The answer is the full listing below, copied exactly, with its pictures omitted.

▸ **Supplied information**:
'''

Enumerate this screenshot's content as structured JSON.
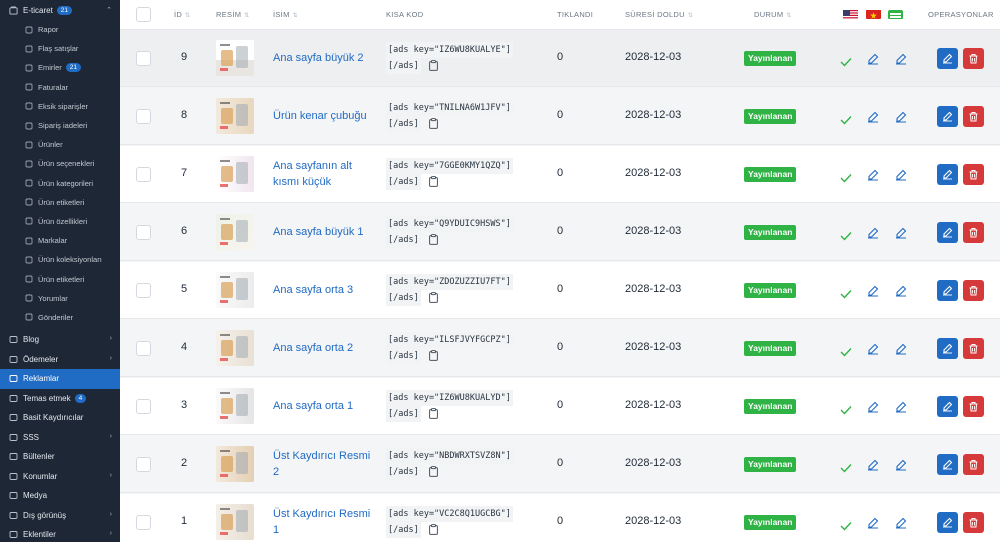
{
  "sidebar": {
    "top": {
      "label": "E-ticaret",
      "badge": "21"
    },
    "children": [
      {
        "label": "Rapor",
        "icon": "report-icon"
      },
      {
        "label": "Flaş satışlar",
        "icon": "flash-icon"
      },
      {
        "label": "Emirler",
        "icon": "orders-icon",
        "badge": "21"
      },
      {
        "label": "Faturalar",
        "icon": "invoice-icon"
      },
      {
        "label": "Eksik siparişler",
        "icon": "cart-icon"
      },
      {
        "label": "Sipariş iadeleri",
        "icon": "return-icon"
      },
      {
        "label": "Ürünler",
        "icon": "box-icon"
      },
      {
        "label": "Ürün seçenekleri",
        "icon": "options-icon"
      },
      {
        "label": "Ürün kategorileri",
        "icon": "category-icon"
      },
      {
        "label": "Ürün etiketleri",
        "icon": "tag-icon"
      },
      {
        "label": "Ürün özellikleri",
        "icon": "attributes-icon"
      },
      {
        "label": "Markalar",
        "icon": "brand-icon"
      },
      {
        "label": "Ürün koleksiyonları",
        "icon": "collection-icon"
      },
      {
        "label": "Ürün etiketleri",
        "icon": "label-icon"
      },
      {
        "label": "Yorumlar",
        "icon": "star-icon"
      },
      {
        "label": "Gönderiler",
        "icon": "shipment-icon"
      }
    ],
    "parents": [
      {
        "label": "Blog",
        "icon": "blog-icon",
        "chevron": "›"
      },
      {
        "label": "Ödemeler",
        "icon": "payment-icon",
        "chevron": "›"
      },
      {
        "label": "Reklamlar",
        "icon": "ads-icon",
        "chevron": "",
        "active": true
      },
      {
        "label": "Temas etmek",
        "icon": "mail-icon",
        "badge": "4",
        "chevron": ""
      },
      {
        "label": "Basit Kaydırıcılar",
        "icon": "slider-icon",
        "chevron": ""
      },
      {
        "label": "SSS",
        "icon": "faq-icon",
        "chevron": "›"
      },
      {
        "label": "Bültenler",
        "icon": "newsletter-icon",
        "chevron": ""
      },
      {
        "label": "Konumlar",
        "icon": "location-icon",
        "chevron": "›"
      },
      {
        "label": "Medya",
        "icon": "folder-icon",
        "chevron": ""
      },
      {
        "label": "Dış görünüş",
        "icon": "appearance-icon",
        "chevron": "›"
      },
      {
        "label": "Eklentiler",
        "icon": "plugin-icon",
        "chevron": "›"
      }
    ]
  },
  "table": {
    "headers": {
      "id": "İD",
      "image": "RESİM",
      "name": "İSİM",
      "shortcode": "KISA KOD",
      "clicked": "TIKLANDI",
      "expired": "SÜRESİ DOLDU",
      "status": "DURUM",
      "operations": "OPERASYONLAR"
    },
    "flags": [
      "us-flag-icon",
      "vn-flag-icon",
      "language-badge-icon"
    ],
    "code_close": "[/ads]",
    "rows": [
      {
        "id": "9",
        "name": "Ana sayfa büyük 2",
        "code": "[ads key=\"IZ6WU8KUALYE\"]",
        "clicked": "0",
        "expired": "2028-12-03",
        "status": "Yayınlanan"
      },
      {
        "id": "8",
        "name": "Ürün kenar çubuğu",
        "code": "[ads key=\"TNILNA6W1JFV\"]",
        "clicked": "0",
        "expired": "2028-12-03",
        "status": "Yayınlanan"
      },
      {
        "id": "7",
        "name": "Ana sayfanın alt kısmı küçük",
        "code": "[ads key=\"7GGE0KMY1QZQ\"]",
        "clicked": "0",
        "expired": "2028-12-03",
        "status": "Yayınlanan"
      },
      {
        "id": "6",
        "name": "Ana sayfa büyük 1",
        "code": "[ads key=\"Q9YDUIC9HSWS\"]",
        "clicked": "0",
        "expired": "2028-12-03",
        "status": "Yayınlanan"
      },
      {
        "id": "5",
        "name": "Ana sayfa orta 3",
        "code": "[ads key=\"ZDOZUZZIU7FT\"]",
        "clicked": "0",
        "expired": "2028-12-03",
        "status": "Yayınlanan"
      },
      {
        "id": "4",
        "name": "Ana sayfa orta 2",
        "code": "[ads key=\"ILSFJVYFGCPZ\"]",
        "clicked": "0",
        "expired": "2028-12-03",
        "status": "Yayınlanan"
      },
      {
        "id": "3",
        "name": "Ana sayfa orta 1",
        "code": "[ads key=\"IZ6WU8KUALYD\"]",
        "clicked": "0",
        "expired": "2028-12-03",
        "status": "Yayınlanan"
      },
      {
        "id": "2",
        "name": "Üst Kaydırıcı Resmi 2",
        "code": "[ads key=\"NBDWRXTSVZ8N\"]",
        "clicked": "0",
        "expired": "2028-12-03",
        "status": "Yayınlanan"
      },
      {
        "id": "1",
        "name": "Üst Kaydırıcı Resmi 1",
        "code": "[ads key=\"VC2C8Q1UGCBG\"]",
        "clicked": "0",
        "expired": "2028-12-03",
        "status": "Yayınlanan"
      }
    ]
  },
  "colors": {
    "primary": "#206bc4",
    "success": "#2fb344",
    "danger": "#d63939",
    "sidebar": "#1d2735"
  }
}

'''

▸ **Exercise output**:
Enumerate this screenshot's content as structured JSON.
{
  "sidebar": {
    "top": {
      "label": "E-ticaret",
      "badge": "21"
    },
    "children": [
      {
        "label": "Rapor",
        "icon": "report-icon"
      },
      {
        "label": "Flaş satışlar",
        "icon": "flash-icon"
      },
      {
        "label": "Emirler",
        "icon": "orders-icon",
        "badge": "21"
      },
      {
        "label": "Faturalar",
        "icon": "invoice-icon"
      },
      {
        "label": "Eksik siparişler",
        "icon": "cart-icon"
      },
      {
        "label": "Sipariş iadeleri",
        "icon": "return-icon"
      },
      {
        "label": "Ürünler",
        "icon": "box-icon"
      },
      {
        "label": "Ürün seçenekleri",
        "icon": "options-icon"
      },
      {
        "label": "Ürün kategorileri",
        "icon": "category-icon"
      },
      {
        "label": "Ürün etiketleri",
        "icon": "tag-icon"
      },
      {
        "label": "Ürün özellikleri",
        "icon": "attributes-icon"
      },
      {
        "label": "Markalar",
        "icon": "brand-icon"
      },
      {
        "label": "Ürün koleksiyonları",
        "icon": "collection-icon"
      },
      {
        "label": "Ürün etiketleri",
        "icon": "label-icon"
      },
      {
        "label": "Yorumlar",
        "icon": "star-icon"
      },
      {
        "label": "Gönderiler",
        "icon": "shipment-icon"
      }
    ],
    "parents": [
      {
        "label": "Blog",
        "icon": "blog-icon",
        "chevron": "›"
      },
      {
        "label": "Ödemeler",
        "icon": "payment-icon",
        "chevron": "›"
      },
      {
        "label": "Reklamlar",
        "icon": "ads-icon",
        "chevron": "",
        "active": true
      },
      {
        "label": "Temas etmek",
        "icon": "mail-icon",
        "badge": "4",
        "chevron": ""
      },
      {
        "label": "Basit Kaydırıcılar",
        "icon": "slider-icon",
        "chevron": ""
      },
      {
        "label": "SSS",
        "icon": "faq-icon",
        "chevron": "›"
      },
      {
        "label": "Bültenler",
        "icon": "newsletter-icon",
        "chevron": ""
      },
      {
        "label": "Konumlar",
        "icon": "location-icon",
        "chevron": "›"
      },
      {
        "label": "Medya",
        "icon": "folder-icon",
        "chevron": ""
      },
      {
        "label": "Dış görünüş",
        "icon": "appearance-icon",
        "chevron": "›"
      },
      {
        "label": "Eklentiler",
        "icon": "plugin-icon",
        "chevron": "›"
      }
    ]
  },
  "table": {
    "headers": {
      "id": "İD",
      "image": "RESİM",
      "name": "İSİM",
      "shortcode": "KISA KOD",
      "clicked": "TIKLANDI",
      "expired": "SÜRESİ DOLDU",
      "status": "DURUM",
      "operations": "OPERASYONLAR"
    },
    "flags": [
      "us-flag-icon",
      "vn-flag-icon",
      "language-badge-icon"
    ],
    "code_close": "[/ads]",
    "rows": [
      {
        "id": "9",
        "name": "Ana sayfa büyük 2",
        "code": "[ads key=\"IZ6WU8KUALYE\"]",
        "clicked": "0",
        "expired": "2028-12-03",
        "status": "Yayınlanan"
      },
      {
        "id": "8",
        "name": "Ürün kenar çubuğu",
        "code": "[ads key=\"TNILNA6W1JFV\"]",
        "clicked": "0",
        "expired": "2028-12-03",
        "status": "Yayınlanan"
      },
      {
        "id": "7",
        "name": "Ana sayfanın alt kısmı küçük",
        "code": "[ads key=\"7GGE0KMY1QZQ\"]",
        "clicked": "0",
        "expired": "2028-12-03",
        "status": "Yayınlanan"
      },
      {
        "id": "6",
        "name": "Ana sayfa büyük 1",
        "code": "[ads key=\"Q9YDUIC9HSWS\"]",
        "clicked": "0",
        "expired": "2028-12-03",
        "status": "Yayınlanan"
      },
      {
        "id": "5",
        "name": "Ana sayfa orta 3",
        "code": "[ads key=\"ZDOZUZZIU7FT\"]",
        "clicked": "0",
        "expired": "2028-12-03",
        "status": "Yayınlanan"
      },
      {
        "id": "4",
        "name": "Ana sayfa orta 2",
        "code": "[ads key=\"ILSFJVYFGCPZ\"]",
        "clicked": "0",
        "expired": "2028-12-03",
        "status": "Yayınlanan"
      },
      {
        "id": "3",
        "name": "Ana sayfa orta 1",
        "code": "[ads key=\"IZ6WU8KUALYD\"]",
        "clicked": "0",
        "expired": "2028-12-03",
        "status": "Yayınlanan"
      },
      {
        "id": "2",
        "name": "Üst Kaydırıcı Resmi 2",
        "code": "[ads key=\"NBDWRXTSVZ8N\"]",
        "clicked": "0",
        "expired": "2028-12-03",
        "status": "Yayınlanan"
      },
      {
        "id": "1",
        "name": "Üst Kaydırıcı Resmi 1",
        "code": "[ads key=\"VC2C8Q1UGCBG\"]",
        "clicked": "0",
        "expired": "2028-12-03",
        "status": "Yayınlanan"
      }
    ]
  },
  "colors": {
    "primary": "#206bc4",
    "success": "#2fb344",
    "danger": "#d63939",
    "sidebar": "#1d2735"
  }
}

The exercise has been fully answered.